The ex-Archbishop of Canterbury, Rowan Williams, on the occasion of a memorial service for the poet Sir Geoffrey Hill, says this about pain and grief:
sitting with our ‘imprecise’ grief, the loss we can’t turn into anything finished and impressive, we listen to Geoffrey’s words, in one context after another, burrowing, shouldering, worrying their way towards some redirection of pain.
One thought here is that poetry is a way to deal with grief, a grief that by its nature is imprecise because its object is so often fluid or elusive. Is it the body – exactly – that was his brother John’s, that Thoreau grieves at the start of his writing career? Was it John Thoreau’s soul . . . and what would it be to grieve another’s soul?
Does Thoreau grieve their relationship, their now-lost companionship? Does he grieve the cruelty of taking a brother and at so young an age, and in such trivial circumstance (a slice from a contaminated razor)? Does he grieve the loss of a future with John, the loss of future trips and brotherly adventures?
Does he grieve his laugh, or kindness? Does he grieve, more abstractly, but still poignantly, the cruel ways of nature generally — its refusal of unlimited life?
Poetry might deal with any of these ways to make grief less imprecise. But the fact remains that inundations of grief just are imprecise in their origins. And words work to narrow its imprecision, Williams says.

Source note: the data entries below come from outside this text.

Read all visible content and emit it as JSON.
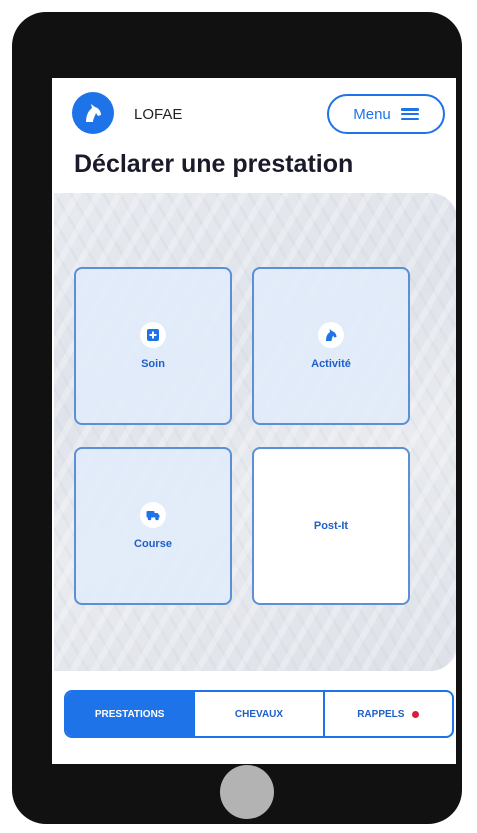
{
  "app": {
    "brand": "LOFAE",
    "menu_label": "Menu"
  },
  "page": {
    "title": "Déclarer une prestation"
  },
  "tiles": [
    {
      "label": "Soin",
      "icon": "medical-plus-icon"
    },
    {
      "label": "Activité",
      "icon": "horse-head-icon"
    },
    {
      "label": "Course",
      "icon": "truck-icon"
    },
    {
      "label": "Post-It",
      "icon": ""
    }
  ],
  "tabs": [
    {
      "label": "PRESTATIONS",
      "active": true
    },
    {
      "label": "CHEVAUX",
      "active": false
    },
    {
      "label": "RAPPELS",
      "active": false,
      "badge_dot": true
    }
  ],
  "colors": {
    "accent": "#1e73e8",
    "notification_dot": "#e0183c",
    "device_frame": "#111111"
  }
}
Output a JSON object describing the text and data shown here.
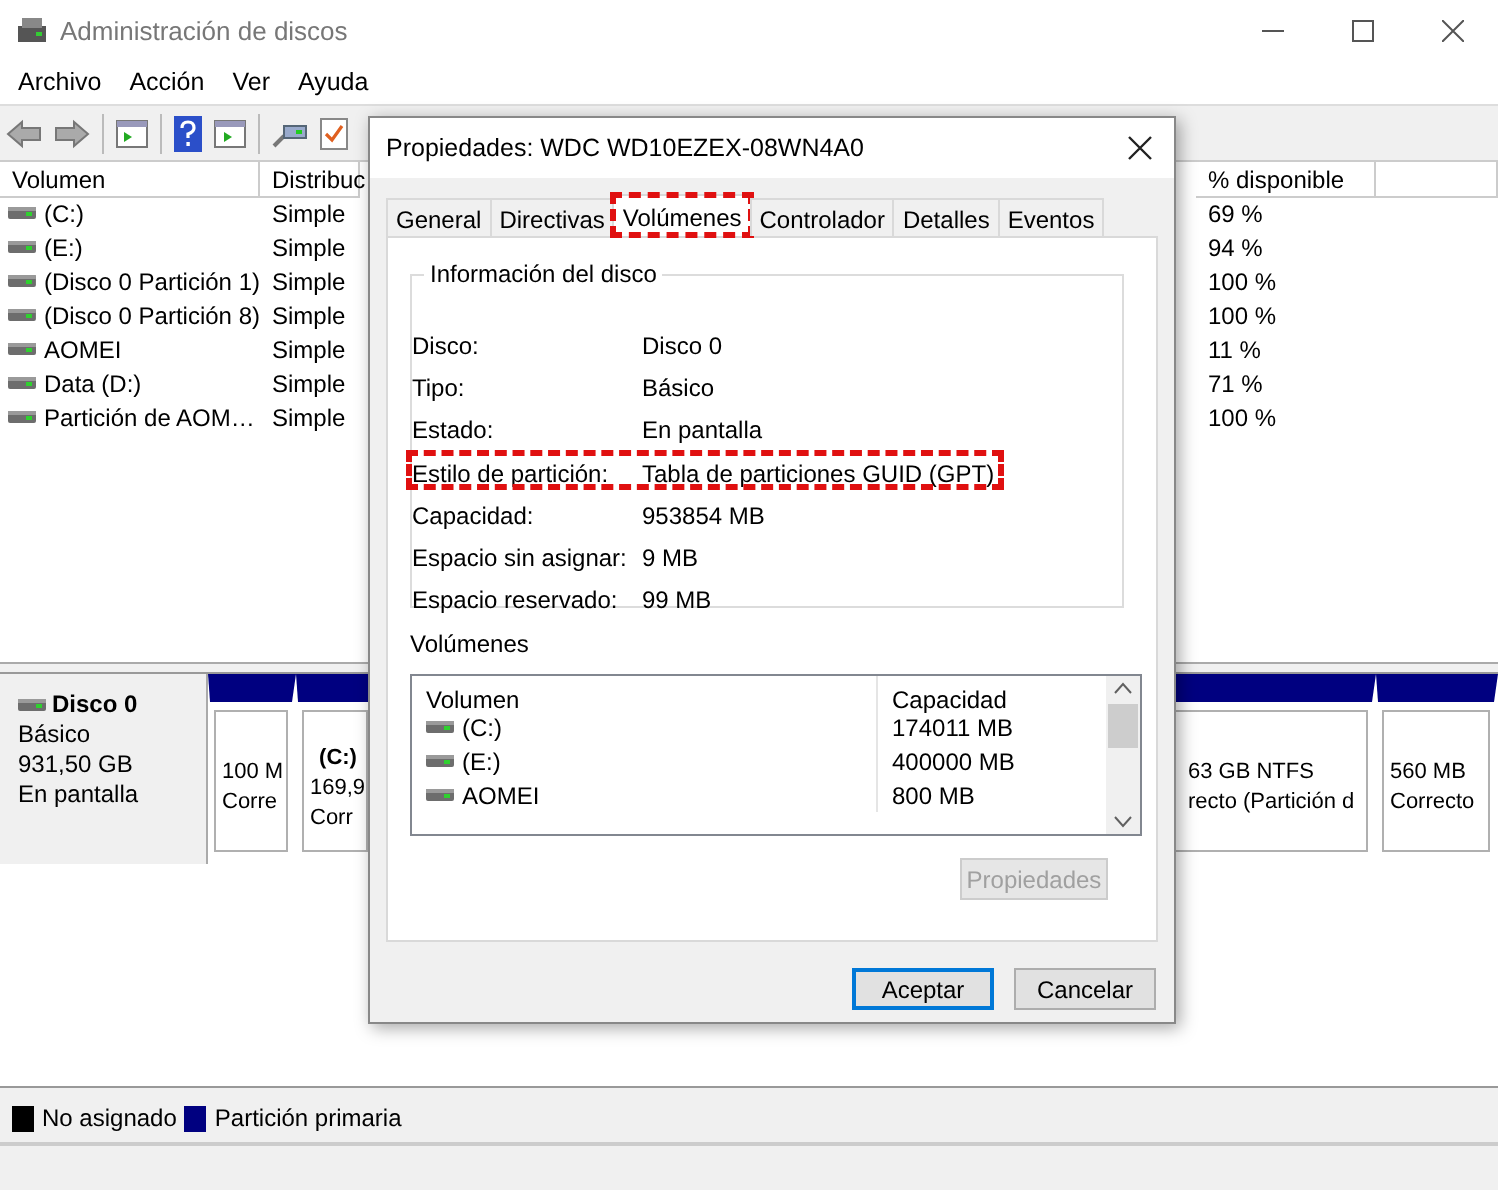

The work of narrowing imprecision is hard work: a “burrowing, shouldering, worrying” with words, as Williams has it. All in the interest of redirecting pain.
The implication seems to be that the “burrowing, shouldering, worrying” that is the working out of a line of poetry responsive to grief doesn’t erase or bury pain. It redirects it — presumably in directions that are not self-destructive, or idle wailing, simply diversionary, or sustained melancholy. The pain remains but takes different paths, some that will evince honesty and courage.
One encouraging path taken, Rowan Williams suggests, is the path leading to memorials to the dead, memorials to whatever we imprecisely grieve, laid out in some detail. This gives precision to the pain while preserving it, transformed.
If we stay with the case of Thoreau’s bereavement, the question can be to what extent much of Henry David’s early — or even later — writing was in fact a memorial to the dead. If it is a successful memorial to the suddenly dead John Thoreau, then, in a sense, John’s death is not in vain. Or so one might argue.
–Rowan Williams, memorial sermon, PN Review, Vol.43, No. 2, Nov – Dec 2016.